PHOTO. Packages of face masks on April 29, 2020. RMWB Council will meet on Oct. 13, 2020, to debate a bylaw that would call for mandatory masking of all residents in public spaces across the region to mitigate possible community transmission of COVID-19. (PHOTO: Tony Fera, CityNews)

WINNIPEG – Coronavirus is driving sales through the roof at fabric stores as more people are buying material to make their own masks at home.

Beth Syrnyk is the retail manager of Marshals Fabrics and she says summertime historically comes with lower sales.

Since the pandemic began, sales have surged and keeping certain fabrics in stock has become a challenge as people continue to line up out the door.

“Our cotton sales have just spiked because everybody in the world is looking for cotton right now,” said Synryk.

“And there was a point we have a couple of suppliers in the US and the US government decided they don’t want to send us cottons.”

Synryk says other suppliers have stepped up to keep the cotton coming in which is important because it is the number one material choice for making masks at home.

As soon as new cotton swaths arrive, people buy them out and then it’s a waiting game for the next batch to arrive, she says.

“One of my main goals is to get people more interested in sewing, now COVID-19 wasn’t my idea of ideal choice to get them back into sewing but whatever works.”

“As soon as the pandemic hit I started to think like, im going to come up with a mask I feel will be comfortable, and people will feel comfortable wearing it,” said Greg Blagoev, a clothing designer in Winnipeg.

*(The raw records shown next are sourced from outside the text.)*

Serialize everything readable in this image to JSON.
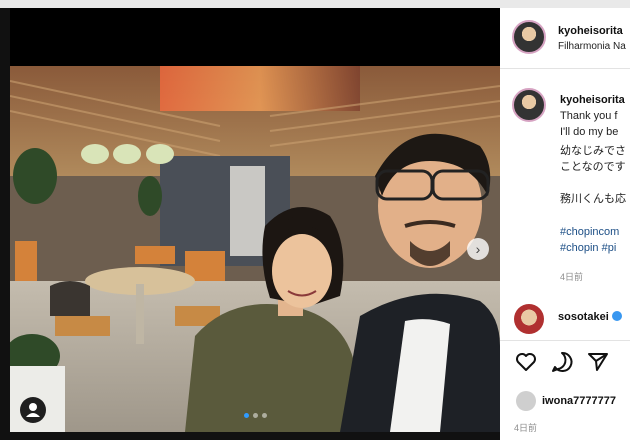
{
  "header": {
    "username": "kyoheisorita",
    "location": "Filharmonia Na"
  },
  "caption": {
    "username": "kyoheisorita",
    "lines": [
      "Thank you f",
      "I'll do my be",
      "幼なじみでさ",
      "ことなのです",
      "",
      "務川くんも応",
      "",
      "#chopincom",
      "#chopin #pi"
    ],
    "time": "4日前"
  },
  "comment": {
    "username": "sosotakei"
  },
  "actions": {
    "like_icon": "heart-icon",
    "comment_icon": "comment-icon",
    "share_icon": "send-icon"
  },
  "liked_by": {
    "username": "iwona7777777"
  },
  "footer": {
    "time": "4日前"
  },
  "colors": {
    "hashtag": "#1d4f86",
    "avatar_ring": "#d6a3c2",
    "dot_active": "#2f9bff",
    "verified": "#3897f0"
  }
}
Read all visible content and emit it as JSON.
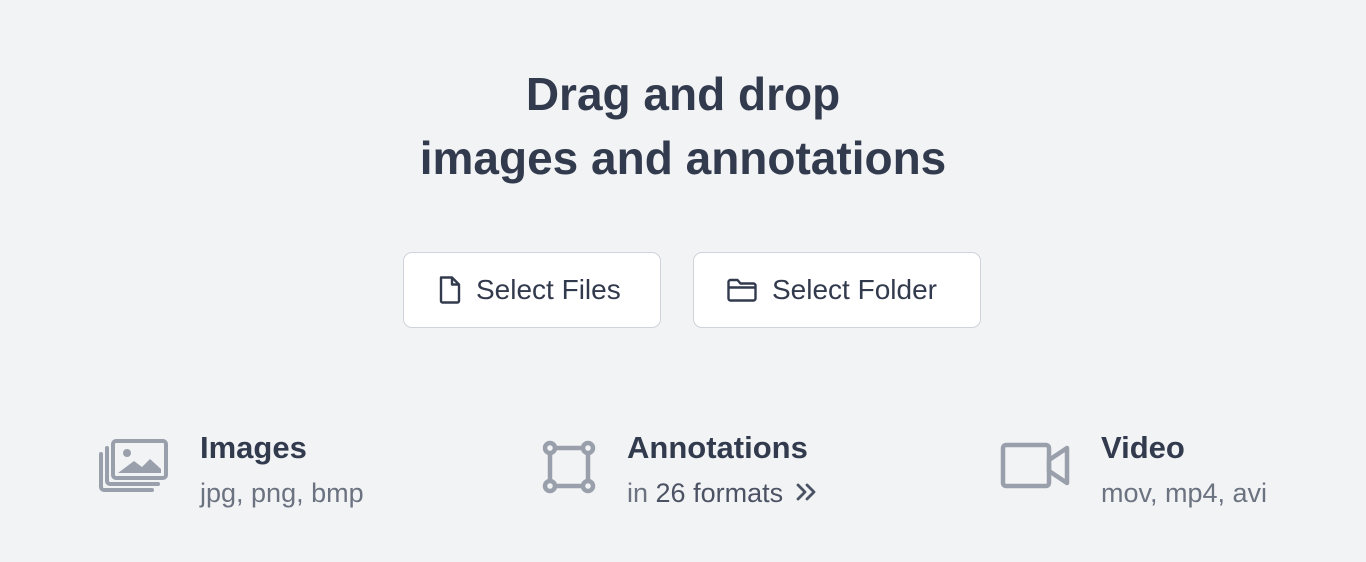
{
  "heading": {
    "line1": "Drag and drop",
    "line2": "images and annotations"
  },
  "buttons": {
    "select_files": "Select Files",
    "select_folder": "Select Folder"
  },
  "features": [
    {
      "title": "Images",
      "subtitle": "jpg, png, bmp",
      "icon": "images-icon"
    },
    {
      "title": "Annotations",
      "subtitle_prefix": "in",
      "subtitle_strong": "26 formats",
      "icon": "bounding-box-icon",
      "link_icon": "double-chevron-right-icon"
    },
    {
      "title": "Video",
      "subtitle": "mov, mp4, avi",
      "icon": "video-camera-icon"
    }
  ]
}
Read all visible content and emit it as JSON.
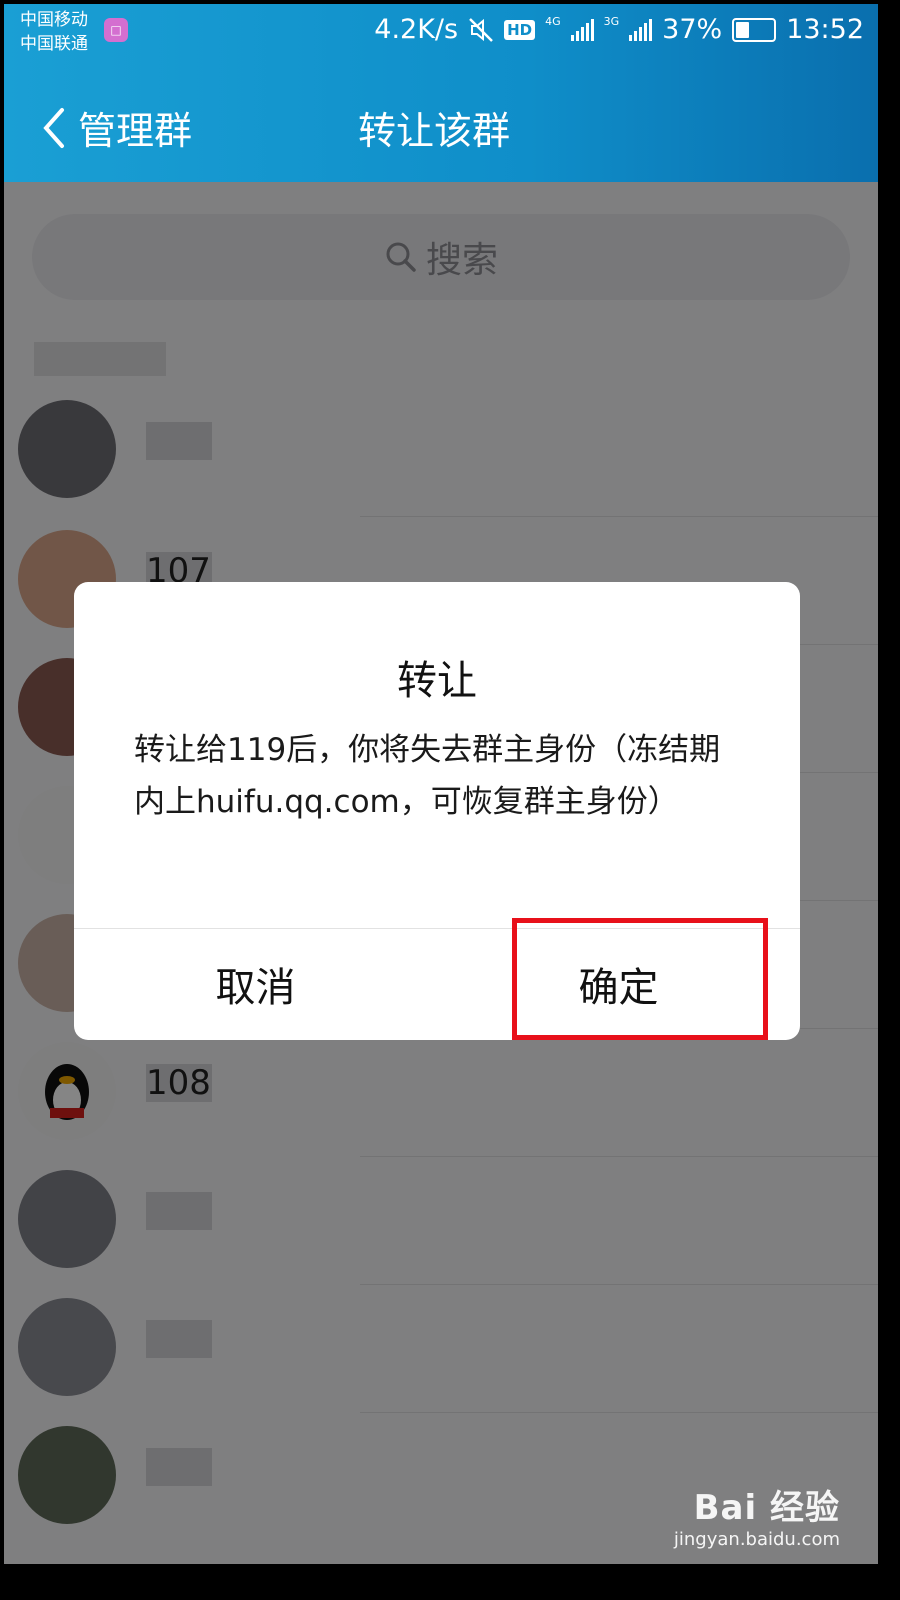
{
  "status_bar": {
    "carrier_1": "中国移动",
    "carrier_2": "中国联通",
    "app_badge": "□",
    "speed": "4.2K/s",
    "hd": "HD",
    "net_1": "4G",
    "net_2": "3G",
    "battery": "37%",
    "battery_level": 0.37,
    "time": "13:52"
  },
  "header": {
    "back_label": "管理群",
    "title": "转让该群",
    "color": "#1a9fd4"
  },
  "search": {
    "placeholder": "搜索"
  },
  "members": [
    {
      "name": ""
    },
    {
      "name": "107"
    },
    {
      "name": ""
    },
    {
      "name": ""
    },
    {
      "name": ""
    },
    {
      "name": "108"
    },
    {
      "name": ""
    },
    {
      "name": ""
    },
    {
      "name": ""
    }
  ],
  "dialog": {
    "title": "转让",
    "message": "转让给119后，你将失去群主身份（冻结期内上huifu.qq.com，可恢复群主身份）",
    "cancel": "取消",
    "confirm": "确定",
    "highlight_color": "#e8101a"
  },
  "watermark": {
    "logo": "Bai 经验",
    "url": "jingyan.baidu.com"
  }
}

He’s one of many scooping up fabric to make masks.

Blagoev is using windproof and waterproof materials as well as other fabrics in his masks which retail for $40 each. Blagoev makes masks in four different sizes, cutting and sewing them together by hand.

“You know what we’re going through is something that’s not so easy to deal with day-to-day.”

Blagoev is selling his masks to people in Toronto, Vancouver, and Montreal and expects business to only grow as students return to school.